▶ Your instructions
Scan the entries for the word "Files", and copy every line where it appears.

▶ Provided entries
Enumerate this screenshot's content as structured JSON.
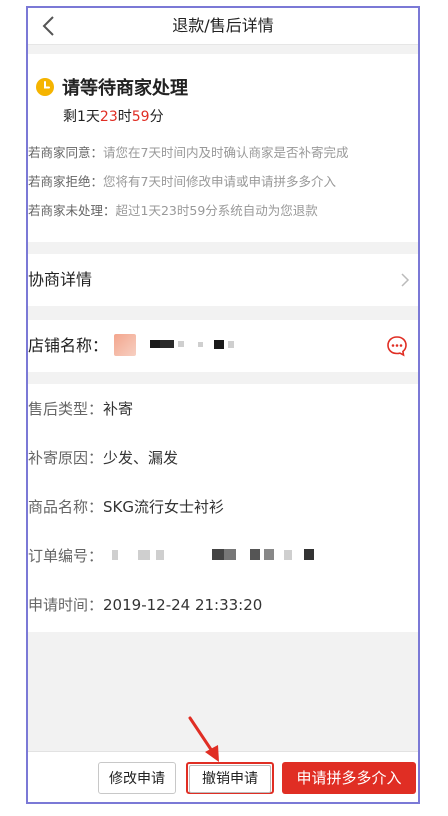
{
  "header": {
    "title": "退款/售后详情"
  },
  "status": {
    "title": "请等待商家处理",
    "countdown": {
      "prefix": "剩",
      "days": "1",
      "days_unit": "天",
      "hours": "23",
      "hours_unit": "时",
      "minutes": "59",
      "minutes_unit": "分"
    }
  },
  "rules": [
    {
      "label": "若商家同意：",
      "text": "请您在7天时间内及时确认商家是否补寄完成"
    },
    {
      "label": "若商家拒绝：",
      "text": "您将有7天时间修改申请或申请拼多多介入"
    },
    {
      "label": "若商家未处理：",
      "text": "超过1天23时59分系统自动为您退款"
    }
  ],
  "negotiation": {
    "label": "协商详情"
  },
  "store": {
    "label": "店铺名称："
  },
  "details": {
    "type": {
      "label": "售后类型：",
      "value": "补寄"
    },
    "reason": {
      "label": "补寄原因：",
      "value": "少发、漏发"
    },
    "product": {
      "label": "商品名称：",
      "value": "SKG流行女士衬衫"
    },
    "order": {
      "label": "订单编号："
    },
    "time": {
      "label": "申请时间：",
      "value": "2019-12-24 21:33:20"
    }
  },
  "actions": {
    "modify": "修改申请",
    "cancel": "撤销申请",
    "appeal": "申请拼多多介入"
  },
  "colors": {
    "accent": "#e02e24",
    "clock": "#f5b400",
    "highlight_box": "#e02e24",
    "frame": "#7b79d6"
  }
}
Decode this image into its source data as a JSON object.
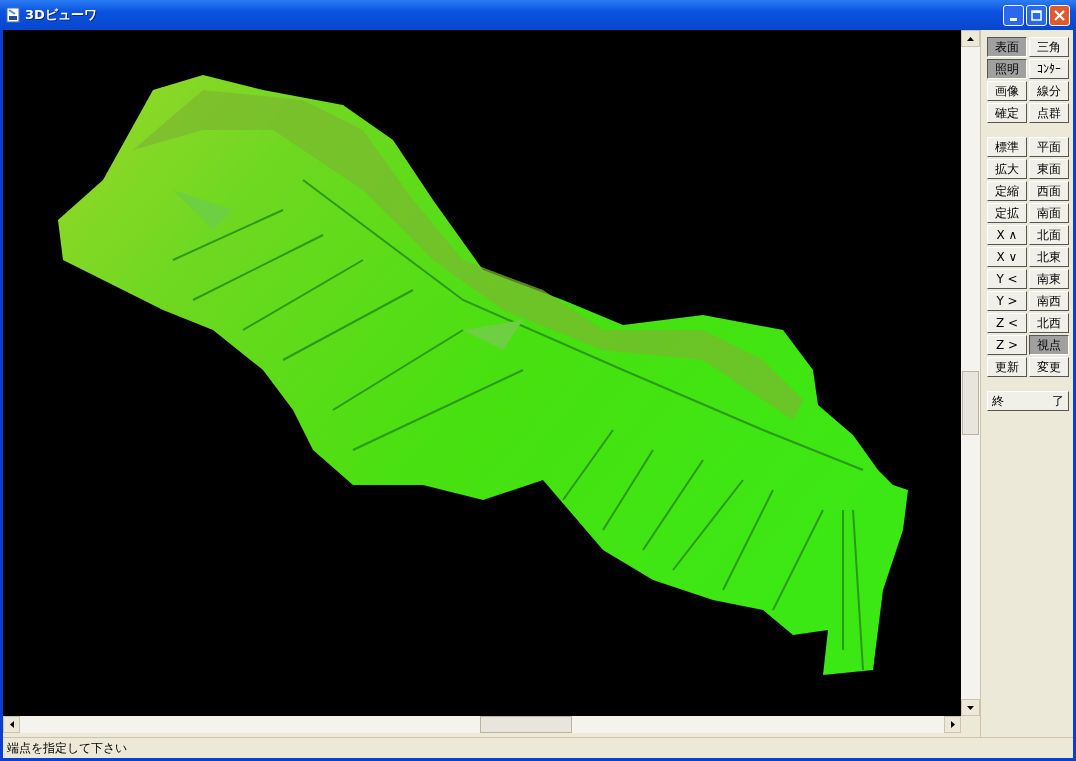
{
  "window": {
    "title": "3Dビューワ"
  },
  "panel": {
    "groups": [
      {
        "buttons": [
          {
            "label": "表面",
            "selected": true
          },
          {
            "label": "三角",
            "selected": false
          },
          {
            "label": "照明",
            "selected": true
          },
          {
            "label": "ｺﾝﾀｰ",
            "selected": false
          },
          {
            "label": "画像",
            "selected": false
          },
          {
            "label": "線分",
            "selected": false
          },
          {
            "label": "確定",
            "selected": false
          },
          {
            "label": "点群",
            "selected": false
          }
        ]
      },
      {
        "buttons": [
          {
            "label": "標準",
            "selected": false
          },
          {
            "label": "平面",
            "selected": false
          },
          {
            "label": "拡大",
            "selected": false
          },
          {
            "label": "東面",
            "selected": false
          },
          {
            "label": "定縮",
            "selected": false
          },
          {
            "label": "西面",
            "selected": false
          },
          {
            "label": "定拡",
            "selected": false
          },
          {
            "label": "南面",
            "selected": false
          },
          {
            "label": "X ∧",
            "selected": false
          },
          {
            "label": "北面",
            "selected": false
          },
          {
            "label": "X ∨",
            "selected": false
          },
          {
            "label": "北東",
            "selected": false
          },
          {
            "label": "Y <",
            "selected": false
          },
          {
            "label": "南東",
            "selected": false
          },
          {
            "label": "Y >",
            "selected": false
          },
          {
            "label": "南西",
            "selected": false
          },
          {
            "label": "Z <",
            "selected": false
          },
          {
            "label": "北西",
            "selected": false
          },
          {
            "label": "Z >",
            "selected": false
          },
          {
            "label": "視点",
            "selected": true
          },
          {
            "label": "更新",
            "selected": false
          },
          {
            "label": "変更",
            "selected": false
          }
        ]
      },
      {
        "wide": true,
        "buttons": [
          {
            "label": "終　　　　了",
            "selected": false
          }
        ]
      }
    ]
  },
  "status_bar": {
    "text": "端点を指定して下さい"
  }
}
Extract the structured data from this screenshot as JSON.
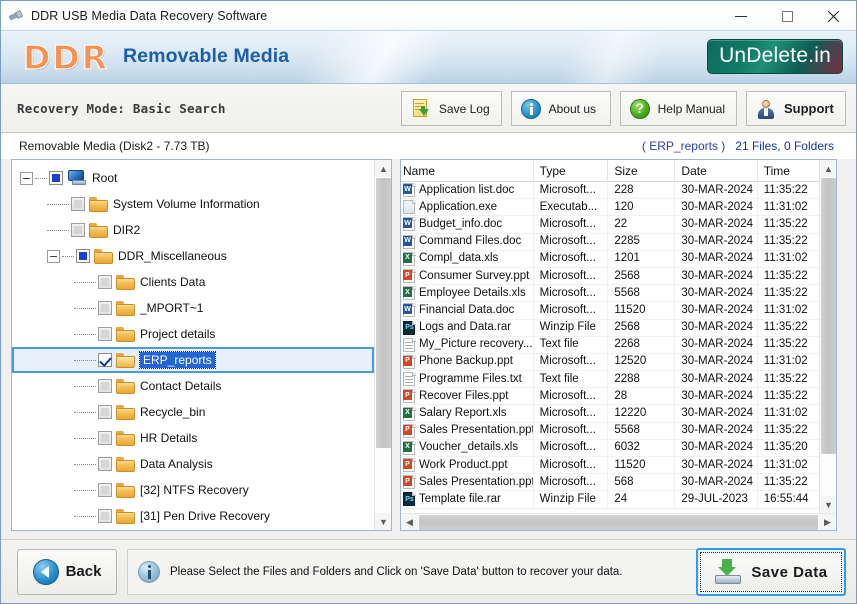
{
  "window": {
    "title": "DDR USB Media Data Recovery Software",
    "icon": "usb-drive-icon",
    "minimize_label": "–",
    "maximize_label": "□",
    "close_label": "✕"
  },
  "banner": {
    "logo_text": "DDR",
    "product_title": "Removable Media",
    "badge_text": "UnDelete.in",
    "badge_color": "#0f6b5e"
  },
  "toolbar": {
    "recovery_mode": "Recovery Mode: Basic Search",
    "buttons": [
      {
        "label": "Save Log",
        "icon": "save-log-icon"
      },
      {
        "label": "About us",
        "icon": "info-circle-icon"
      },
      {
        "label": "Help Manual",
        "icon": "question-circle-icon"
      },
      {
        "label": "Support",
        "icon": "person-icon"
      }
    ]
  },
  "driveinfo": {
    "media": "Removable Media (Disk2 - 7.73 TB)",
    "folder_context": "( ERP_reports )",
    "counts": "21 Files, 0 Folders"
  },
  "tree": {
    "nodes": [
      {
        "label": "Root",
        "depth": 0,
        "icon": "drive-icon",
        "check": "filled",
        "expander": "minus",
        "selected": false
      },
      {
        "label": "System Volume Information",
        "depth": 1,
        "icon": "folder-icon",
        "check": "grey",
        "expander": "none",
        "selected": false
      },
      {
        "label": "DIR2",
        "depth": 1,
        "icon": "folder-icon",
        "check": "grey",
        "expander": "none",
        "selected": false
      },
      {
        "label": "DDR_Miscellaneous",
        "depth": 1,
        "icon": "folder-icon",
        "check": "filled",
        "expander": "minus",
        "selected": false
      },
      {
        "label": "Clients Data",
        "depth": 2,
        "icon": "folder-icon",
        "check": "grey",
        "expander": "none",
        "selected": false
      },
      {
        "label": "_MPORT~1",
        "depth": 2,
        "icon": "folder-icon",
        "check": "grey",
        "expander": "none",
        "selected": false
      },
      {
        "label": "Project details",
        "depth": 2,
        "icon": "folder-icon",
        "check": "grey",
        "expander": "none",
        "selected": false
      },
      {
        "label": "ERP_reports",
        "depth": 2,
        "icon": "folder-open-icon",
        "check": "checked",
        "expander": "none",
        "selected": true
      },
      {
        "label": "Contact Details",
        "depth": 2,
        "icon": "folder-icon",
        "check": "grey",
        "expander": "none",
        "selected": false
      },
      {
        "label": "Recycle_bin",
        "depth": 2,
        "icon": "folder-icon",
        "check": "grey",
        "expander": "none",
        "selected": false
      },
      {
        "label": "HR Details",
        "depth": 2,
        "icon": "folder-icon",
        "check": "grey",
        "expander": "none",
        "selected": false
      },
      {
        "label": "Data Analysis",
        "depth": 2,
        "icon": "folder-icon",
        "check": "grey",
        "expander": "none",
        "selected": false
      },
      {
        "label": "[32] NTFS Recovery",
        "depth": 2,
        "icon": "folder-icon",
        "check": "grey",
        "expander": "none",
        "selected": false
      },
      {
        "label": "[31] Pen Drive Recovery",
        "depth": 2,
        "icon": "folder-icon",
        "check": "grey",
        "expander": "none",
        "selected": false
      }
    ]
  },
  "filelist": {
    "columns": [
      "Name",
      "Type",
      "Size",
      "Date",
      "Time"
    ],
    "rows": [
      {
        "name": "Application list.doc",
        "kind": "doc",
        "badge": "W",
        "type": "Microsoft...",
        "size": "228",
        "date": "30-MAR-2024",
        "time": "11:35:22"
      },
      {
        "name": "Application.exe",
        "kind": "exe",
        "badge": "",
        "type": "Executab...",
        "size": "120",
        "date": "30-MAR-2024",
        "time": "11:31:02"
      },
      {
        "name": "Budget_info.doc",
        "kind": "doc",
        "badge": "W",
        "type": "Microsoft...",
        "size": "22",
        "date": "30-MAR-2024",
        "time": "11:35:22"
      },
      {
        "name": "Command Files.doc",
        "kind": "doc",
        "badge": "W",
        "type": "Microsoft...",
        "size": "2285",
        "date": "30-MAR-2024",
        "time": "11:35:22"
      },
      {
        "name": "Compl_data.xls",
        "kind": "xls",
        "badge": "X",
        "type": "Microsoft...",
        "size": "1201",
        "date": "30-MAR-2024",
        "time": "11:31:02"
      },
      {
        "name": "Consumer Survey.ppt",
        "kind": "ppt",
        "badge": "P",
        "type": "Microsoft...",
        "size": "2568",
        "date": "30-MAR-2024",
        "time": "11:35:22"
      },
      {
        "name": "Employee Details.xls",
        "kind": "xls",
        "badge": "X",
        "type": "Microsoft...",
        "size": "5568",
        "date": "30-MAR-2024",
        "time": "11:35:22"
      },
      {
        "name": "Financial Data.doc",
        "kind": "doc",
        "badge": "W",
        "type": "Microsoft...",
        "size": "11520",
        "date": "30-MAR-2024",
        "time": "11:31:02"
      },
      {
        "name": "Logs and Data.rar",
        "kind": "rar",
        "badge": "Ps",
        "type": "Winzip File",
        "size": "2568",
        "date": "30-MAR-2024",
        "time": "11:35:22"
      },
      {
        "name": "My_Picture recovery....",
        "kind": "txt",
        "badge": "",
        "type": "Text file",
        "size": "2268",
        "date": "30-MAR-2024",
        "time": "11:35:22"
      },
      {
        "name": "Phone Backup.ppt",
        "kind": "ppt",
        "badge": "P",
        "type": "Microsoft...",
        "size": "12520",
        "date": "30-MAR-2024",
        "time": "11:31:02"
      },
      {
        "name": "Programme Files.txt",
        "kind": "txt",
        "badge": "",
        "type": "Text file",
        "size": "2288",
        "date": "30-MAR-2024",
        "time": "11:35:22"
      },
      {
        "name": "Recover Files.ppt",
        "kind": "ppt",
        "badge": "P",
        "type": "Microsoft...",
        "size": "28",
        "date": "30-MAR-2024",
        "time": "11:35:22"
      },
      {
        "name": "Salary Report.xls",
        "kind": "xls",
        "badge": "X",
        "type": "Microsoft...",
        "size": "12220",
        "date": "30-MAR-2024",
        "time": "11:31:02"
      },
      {
        "name": "Sales Presentation.ppt",
        "kind": "ppt",
        "badge": "P",
        "type": "Microsoft...",
        "size": "5568",
        "date": "30-MAR-2024",
        "time": "11:35:22"
      },
      {
        "name": "Voucher_details.xls",
        "kind": "xls",
        "badge": "X",
        "type": "Microsoft...",
        "size": "6032",
        "date": "30-MAR-2024",
        "time": "11:35:20"
      },
      {
        "name": "Work Product.ppt",
        "kind": "ppt",
        "badge": "P",
        "type": "Microsoft...",
        "size": "11520",
        "date": "30-MAR-2024",
        "time": "11:31:02"
      },
      {
        "name": "Sales Presentation.ppt",
        "kind": "ppt",
        "badge": "P",
        "type": "Microsoft...",
        "size": "568",
        "date": "30-MAR-2024",
        "time": "11:35:22"
      },
      {
        "name": "Template file.rar",
        "kind": "rar",
        "badge": "Ps",
        "type": "Winzip File",
        "size": "24",
        "date": "29-JUL-2023",
        "time": "16:55:44"
      }
    ]
  },
  "bottom": {
    "back_label": "Back",
    "message": "Please Select the Files and Folders and Click on 'Save Data' button to recover your data.",
    "save_label": "Save  Data"
  }
}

▶ Problem solution
    "counts": "21 Files, 0 Folders"
        "name": "Command Files.doc",
        "name": "Programme Files.txt",
        "name": "Recover Files.ppt",
    "message": "Please Select the Files and Folders and Click on 'Save Data' button to recover your data.",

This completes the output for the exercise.